But he misses one ray of hope on the horizon. The glut of images produces disbelief in them. Mr. Boorstin belongs to that generation, now in its forties, whose childhood was warped by the once-a-week visit to the distortions of Hollywood in a more naive period. Our children today are more fortunate and have probably seen two or three movies on television by bedtime. They have acquired immunity. They have also heard enough singing commercials to have guessed the whole colossal swindle. And if these young people still go to the movies, they have other things to do in the balcony than to be absorbed in that big image on the screen.


The young novelist who has had a great success with his first novel may find himself confronted by very special difficulties in writing the second. He is, naturally, afraid to repeat himself. On the other hand, he may be tempted to spread his wings and soar — only to fall flat on his face. A more prudent course is to attempt something merely modest and graceful. which in its mastery of craft will make clear that the first success was not just a flash in the pan, but which as yet does not in any way force the fates.
JOHN KNOWLES has managed just sueh a careful pacing of himself in his new novel, MORNING IN ANTIBES (Macmillan, S3.95). His first novel, A Separate Peace, won much critical acclaim and three prizes. While this second does not establish what his exact stature may yet be, it does show beyond doubt that he is an accomplished craftsman who can produce engaging and highly readable fiction. The book is gracefully, and in parts beautifully, written.

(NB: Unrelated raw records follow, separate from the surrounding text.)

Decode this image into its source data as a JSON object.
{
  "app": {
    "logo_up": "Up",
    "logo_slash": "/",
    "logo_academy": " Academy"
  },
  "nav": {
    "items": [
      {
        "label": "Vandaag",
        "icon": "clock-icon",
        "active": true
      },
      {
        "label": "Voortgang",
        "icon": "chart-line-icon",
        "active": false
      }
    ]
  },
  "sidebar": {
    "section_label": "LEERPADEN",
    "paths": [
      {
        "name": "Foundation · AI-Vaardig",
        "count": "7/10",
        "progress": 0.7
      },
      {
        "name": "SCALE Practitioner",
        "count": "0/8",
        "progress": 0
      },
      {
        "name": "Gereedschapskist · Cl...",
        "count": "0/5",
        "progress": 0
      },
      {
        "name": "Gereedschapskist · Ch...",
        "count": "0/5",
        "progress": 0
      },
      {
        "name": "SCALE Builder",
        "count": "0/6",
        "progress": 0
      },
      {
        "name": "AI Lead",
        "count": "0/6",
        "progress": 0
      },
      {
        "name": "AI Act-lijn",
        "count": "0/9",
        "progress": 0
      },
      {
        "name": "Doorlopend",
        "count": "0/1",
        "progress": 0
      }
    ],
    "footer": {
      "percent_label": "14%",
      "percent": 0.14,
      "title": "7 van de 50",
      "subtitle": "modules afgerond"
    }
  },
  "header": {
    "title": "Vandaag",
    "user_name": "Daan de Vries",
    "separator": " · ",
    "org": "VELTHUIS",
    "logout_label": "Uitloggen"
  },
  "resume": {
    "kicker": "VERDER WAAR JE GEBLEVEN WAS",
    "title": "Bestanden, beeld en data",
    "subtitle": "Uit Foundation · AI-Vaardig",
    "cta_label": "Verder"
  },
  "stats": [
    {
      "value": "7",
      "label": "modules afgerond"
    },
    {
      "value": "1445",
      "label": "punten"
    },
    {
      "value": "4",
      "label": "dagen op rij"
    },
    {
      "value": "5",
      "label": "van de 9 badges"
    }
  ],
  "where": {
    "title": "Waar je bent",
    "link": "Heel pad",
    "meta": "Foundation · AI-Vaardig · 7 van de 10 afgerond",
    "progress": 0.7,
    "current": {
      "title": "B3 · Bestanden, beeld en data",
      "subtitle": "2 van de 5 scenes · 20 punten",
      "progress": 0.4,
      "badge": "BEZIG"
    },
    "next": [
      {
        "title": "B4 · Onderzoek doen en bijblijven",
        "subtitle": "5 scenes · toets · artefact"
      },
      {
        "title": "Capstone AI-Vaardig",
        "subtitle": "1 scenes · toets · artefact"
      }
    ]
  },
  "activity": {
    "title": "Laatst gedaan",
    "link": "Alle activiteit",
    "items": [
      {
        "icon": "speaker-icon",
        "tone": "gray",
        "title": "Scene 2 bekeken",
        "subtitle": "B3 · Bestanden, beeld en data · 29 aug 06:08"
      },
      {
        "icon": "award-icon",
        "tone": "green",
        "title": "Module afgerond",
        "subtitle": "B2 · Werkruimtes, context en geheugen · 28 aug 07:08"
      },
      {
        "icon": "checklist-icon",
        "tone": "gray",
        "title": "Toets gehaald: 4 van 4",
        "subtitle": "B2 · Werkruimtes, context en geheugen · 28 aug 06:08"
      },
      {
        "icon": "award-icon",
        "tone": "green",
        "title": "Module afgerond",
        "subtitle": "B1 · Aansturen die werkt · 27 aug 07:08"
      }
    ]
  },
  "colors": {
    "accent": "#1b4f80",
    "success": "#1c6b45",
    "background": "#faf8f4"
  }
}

Mr. Knowles’s great gift is for rendering atmosphere, particularly physical atmosphere. From its first page the book is awash with the colors and light of the French Riviera in the summer season. The characters moving around in this lush landscape, however, are neither very real nor very interesting. The one exception is a young Algerian who attaches himself to the hero and rapidly displaces the latter as the central character in the book. In this volatile, complex, and proud young Arab, Mr. Knowles has got hold of something first-rate. But on the threshold of creating a major character, Mr. Knowles pauses; he observes his creature deftly but warily, and then lets him drop. Apparently, it is not his moment just now to be too ambitious.


WILLIAM HICKEY, born in 1749, was a dissolute young man who thoroughly enjoyed all the low and high life of London in the latter part of the eighteenth century. After shipping to India, he reformed, made his fortune, and eventually returned to England to settle down in the country in 1808. When country life proved too dull, he set about relieving its tedium by writing his memoirs. Here the mystery of literary creation, always obscure, becomes well-nigh unfathomable. How could this bluff and genial man who had never shown any literary bent before even dare to approach authorship in his sixtieth year, much less manage to summon up from the depths of memory a masterpiece of autobiography that deserves to stand beside Boswell? The gift of total recall can be one of the worst instruments of boredom, but in Hickey’s case it is something for which posterity must be permanently grateful.
Readers will be grateful also to Peter Quenncll, who, in condensing the diffuse original manuscript to one volume, THE PRODIGAL RAKE (Dutton, $6.50), has rescued Hickey from specialists in the eighteenth century and set him down in the place he deserves among lovers of literature.
Hickey is a man of many charms, a principal one being that, unlike many reformed rakes, he really enjoyed the sins of the flesh, and he enjoys them again in remembrance. And if this were not enough, he tops it all by turning his dissolute life into an enduring work of literature; surely the good Lord poured out a grace abounding to this chief of sinners.